BEFORE this article appears the President’s much-discussed Work-Relief Bill may have reached a compromise satisfactory enough at least to insure its passing through a faction-torn Congress. This will not, however, put an end to the vital interest with which Negroes, in common with all workers, should scrutinize the provisions of the bill. Assuming that the President is sincere in his announced intention of taking this country “out of the business of relief,” then the manner of his so doing will certainly concern very deeply the dark-skinned workers who form more than one-fifth of the nation’s jobless.Continue Reading →
This Society was formed at Washington, near the last of December, 1816. Though the objects proposed by the Society had, for a considerable time previous to its origin, occupied the thoughts of several enlightened and benevolent individuals, still the Institution owes its origin mostly to the philanthropic efforts of Rev. Dr. Finley of New Jersey, aided by Rev. Samuel J. Mills, and a few others of a kindred spirit.

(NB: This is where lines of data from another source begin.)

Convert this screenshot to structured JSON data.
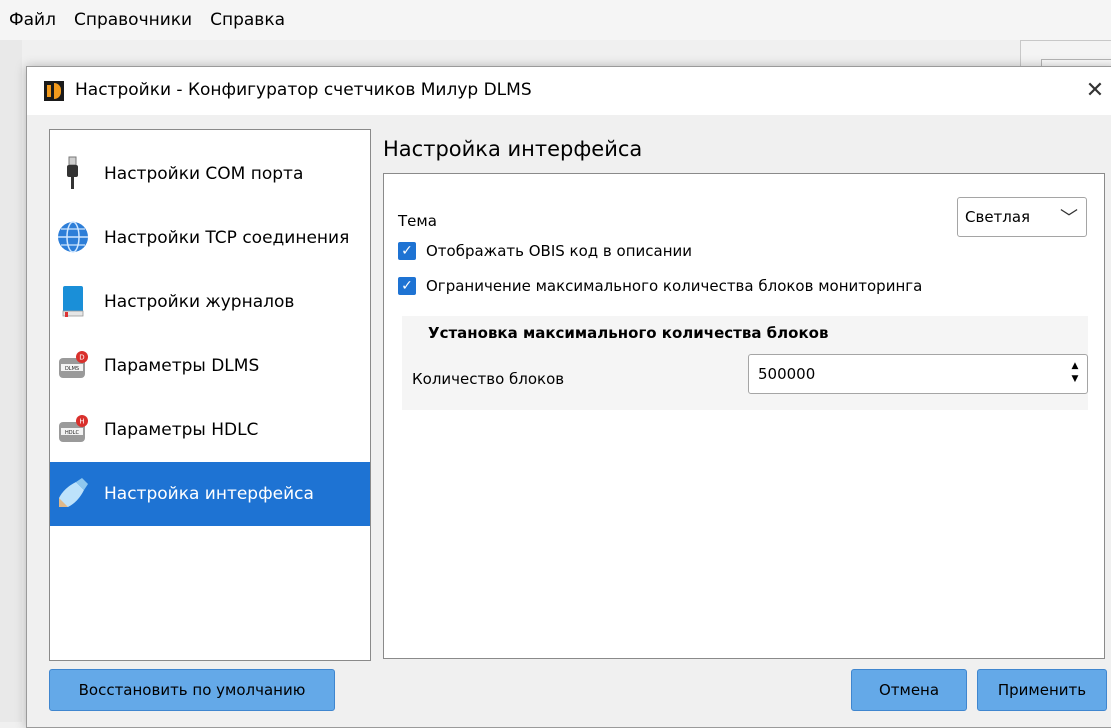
{
  "menubar": {
    "items": [
      "Файл",
      "Справочники",
      "Справка"
    ]
  },
  "dialog": {
    "title": "Настройки - Конфигуратор счетчиков Милур DLMS",
    "close_label": "✕"
  },
  "nav": {
    "items": [
      {
        "label": "Настройки COM порта",
        "icon": "usb-cable-icon"
      },
      {
        "label": "Настройки TCP соединения",
        "icon": "globe-icon"
      },
      {
        "label": "Настройки журналов",
        "icon": "book-icon"
      },
      {
        "label": "Параметры DLMS",
        "icon": "dlms-icon"
      },
      {
        "label": "Параметры HDLC",
        "icon": "hdlc-icon"
      },
      {
        "label": "Настройка интерфейса",
        "icon": "brush-icon",
        "selected": true
      }
    ]
  },
  "main": {
    "section_title": "Настройка интерфейса",
    "theme": {
      "label": "Тема",
      "value": "Светлая"
    },
    "checkboxes": [
      {
        "label": "Отображать OBIS  код в описании",
        "checked": true
      },
      {
        "label": "Ограничение максимального количества блоков мониторинга",
        "checked": true
      }
    ],
    "group": {
      "title": "Установка максимального количества блоков",
      "count_label": "Количество блоков",
      "count_value": "500000"
    }
  },
  "buttons": {
    "restore": "Восстановить по умолчанию",
    "cancel": "Отмена",
    "apply": "Применить"
  },
  "colors": {
    "accent": "#1e73d3",
    "button": "#64a9e8"
  }
}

The object to which the attention of the Society is exclusively directed, is to colonize, with their own consent, on the Coast of Africa, or such other place as Congress shall deem expedient, the people of colour in our country, already free–and those others, who may hereafter be liberated by the humanity of individuals, or the laws of the States.Continue Reading →

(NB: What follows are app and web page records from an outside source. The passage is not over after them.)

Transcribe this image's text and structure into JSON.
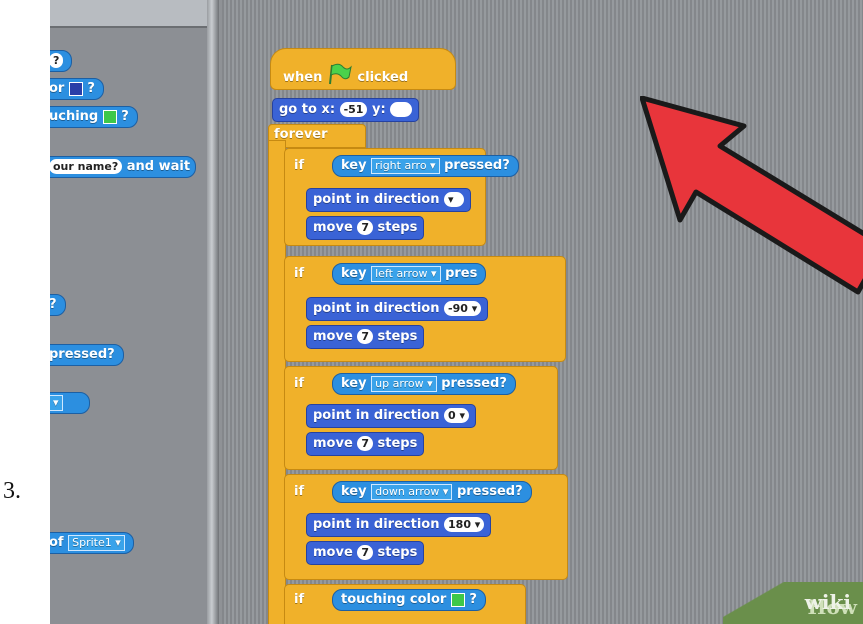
{
  "step": {
    "number": "3."
  },
  "palette": {
    "blocks": [
      {
        "text": "?"
      },
      {
        "text": "or",
        "tail": "?"
      },
      {
        "text": "uching",
        "tail": "?"
      },
      {
        "text": "our name?",
        "tail": "and wait"
      },
      {
        "text": "?"
      },
      {
        "text": "pressed?"
      },
      {
        "text": ""
      },
      {
        "text": "of",
        "menu": "Sprite1"
      }
    ]
  },
  "script": {
    "hat": {
      "when": "when",
      "clicked": "clicked"
    },
    "goto": {
      "label_x": "go to x:",
      "x": "-51",
      "label_y": "y:",
      "y": ""
    },
    "forever": "forever",
    "ifs": [
      {
        "if": "if",
        "key": "key",
        "menu": "right arro",
        "pressed": "pressed?",
        "point_label": "point in direction",
        "direction": "",
        "move_label": "move",
        "steps_value": "7",
        "steps": "steps"
      },
      {
        "if": "if",
        "key": "key",
        "menu": "left arrow",
        "pressed": "pres",
        "point_label": "point in direction",
        "direction": "-90",
        "move_label": "move",
        "steps_value": "7",
        "steps": "steps"
      },
      {
        "if": "if",
        "key": "key",
        "menu": "up arrow",
        "pressed": "pressed?",
        "point_label": "point in direction",
        "direction": "0",
        "move_label": "move",
        "steps_value": "7",
        "steps": "steps"
      },
      {
        "if": "if",
        "key": "key",
        "menu": "down arrow",
        "pressed": "pressed?",
        "point_label": "point in direction",
        "direction": "180",
        "move_label": "move",
        "steps_value": "7",
        "steps": "steps"
      }
    ],
    "touching": {
      "if": "if",
      "label": "touching color",
      "tail": "?"
    }
  },
  "watermark": {
    "wiki": "wiki",
    "how": "How"
  },
  "colors": {
    "sensing": "#2c8fe0",
    "motion": "#3a63d6",
    "control": "#f0b12a",
    "arrow": "#e8353b",
    "swatch_blue": "#2a3fa8",
    "swatch_green": "#3ec84a"
  },
  "icons": {
    "flag": "green-flag-icon",
    "pointer": "red-arrow-pointer"
  }
}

This lengthy entry is from The Library of Congress’s American Memory. It is a copy of a pamphlet prepared, published and sold as “Facts for the People of the Free States.” It is a significant document insofar as it reports on the reality of slave treatment and the influence of Southern States on the politics and policies of the federal government in the year 1846.Continue Reading →

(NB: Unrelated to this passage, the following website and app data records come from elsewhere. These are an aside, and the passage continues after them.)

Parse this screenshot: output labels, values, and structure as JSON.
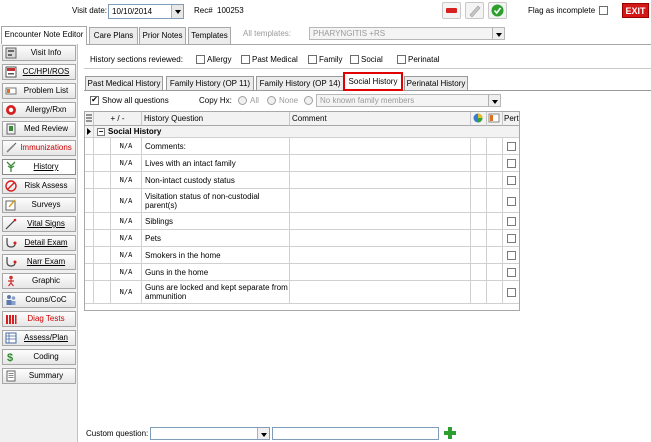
{
  "header": {
    "visit_date_label": "Visit date:",
    "visit_date_value": "10/10/2014",
    "rec_label": "Rec#",
    "rec_value": "100253",
    "flag_label": "Flag as incomplete",
    "exit_label": "EXIT"
  },
  "top_tabs": [
    {
      "label": "Encounter Note Editor"
    },
    {
      "label": "Care Plans"
    },
    {
      "label": "Prior Notes"
    },
    {
      "label": "Templates"
    }
  ],
  "templates": {
    "label": "All templates:",
    "value": "PHARYNGITIS +RS"
  },
  "sidebar": {
    "items": [
      {
        "label": "Visit Info",
        "icon": "visit-info-icon"
      },
      {
        "label": "CC/HPI/ROS",
        "icon": "cc-hpi-icon"
      },
      {
        "label": "Problem List",
        "icon": "problem-list-icon"
      },
      {
        "label": "Allergy/Rxn",
        "icon": "allergy-icon"
      },
      {
        "label": "Med Review",
        "icon": "med-review-icon"
      },
      {
        "label": "Immunizations",
        "icon": "immunizations-icon"
      },
      {
        "label": "History",
        "icon": "history-icon"
      },
      {
        "label": "Risk Assess",
        "icon": "risk-assess-icon"
      },
      {
        "label": "Surveys",
        "icon": "surveys-icon"
      },
      {
        "label": "Vital Signs",
        "icon": "vital-signs-icon"
      },
      {
        "label": "Detail Exam",
        "icon": "detail-exam-icon"
      },
      {
        "label": "Narr Exam",
        "icon": "narr-exam-icon"
      },
      {
        "label": "Graphic",
        "icon": "graphic-icon"
      },
      {
        "label": "Couns/CoC",
        "icon": "couns-icon"
      },
      {
        "label": "Diag Tests",
        "icon": "diag-tests-icon"
      },
      {
        "label": "Assess/Plan",
        "icon": "assess-plan-icon"
      },
      {
        "label": "Coding",
        "icon": "coding-icon"
      },
      {
        "label": "Summary",
        "icon": "summary-icon"
      }
    ]
  },
  "history_sections": {
    "label": "History sections reviewed:",
    "items": [
      "Allergy",
      "Past Medical",
      "Family",
      "Social",
      "Perinatal"
    ]
  },
  "sub_tabs": [
    {
      "label": "Past Medical History"
    },
    {
      "label": "Family History (OP 11)"
    },
    {
      "label": "Family History (OP 14)"
    },
    {
      "label": "Social History"
    },
    {
      "label": "Perinatal History"
    }
  ],
  "options": {
    "show_all": "Show all questions",
    "copy_hx": "Copy Hx:",
    "all": "All",
    "none": "None",
    "family_placeholder": "No known family members"
  },
  "grid": {
    "col_plusminus": "+ / -",
    "col_question": "History Question",
    "col_comment": "Comment",
    "col_pert": "Pert",
    "group": "Social History",
    "na_label": "N/A",
    "rows": [
      "Comments:",
      "Lives with an intact family",
      "Non-intact custody status",
      "Visitation status of non-custodial parent(s)",
      "Siblings",
      "Pets",
      "Smokers in the home",
      "Guns in the home",
      "Guns are locked and kept separate from ammunition"
    ]
  },
  "custom_question": {
    "label": "Custom question:"
  },
  "colors": {
    "active_highlight": "#e00000",
    "exit_bg": "#d41818",
    "add_green": "#2e9e2e"
  }
}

Passage of the Fugitive Slave Act made abolitionists all the more resolved to put an end to slavery. The Underground Railroad became more active, reaching its peak between 1850 and 1860. The act also brought the subject of slavery before the nation. Many who had previously been ambivalent about slavery now took a definitive stance against the institution.
The Compromise of 1850 accomplished what it set out to do — it kept the nation united — but the solution was only temporary. Over the following decade the country’s citizens became further divided over the issue of slavery. The rift would continue to grow until the nation itself divided.Continue Reading →
The Plessy decision legitimized segregation practices begun earlier in the South and provided a legal framework for additional segregation laws throughout the rest of the nation. As a consequence of the Plessy decision, many of the rights blacks won at both the state and federal level during the Reconstruction Era were erased through means of the “separate but equal” doctrine. Despite the Supreme Court’s faith in “separate but equal,” Southern state governments refused to provide blacks with genuinely equal facilities and resources in the decades following the Plessy decision.Continue Reading →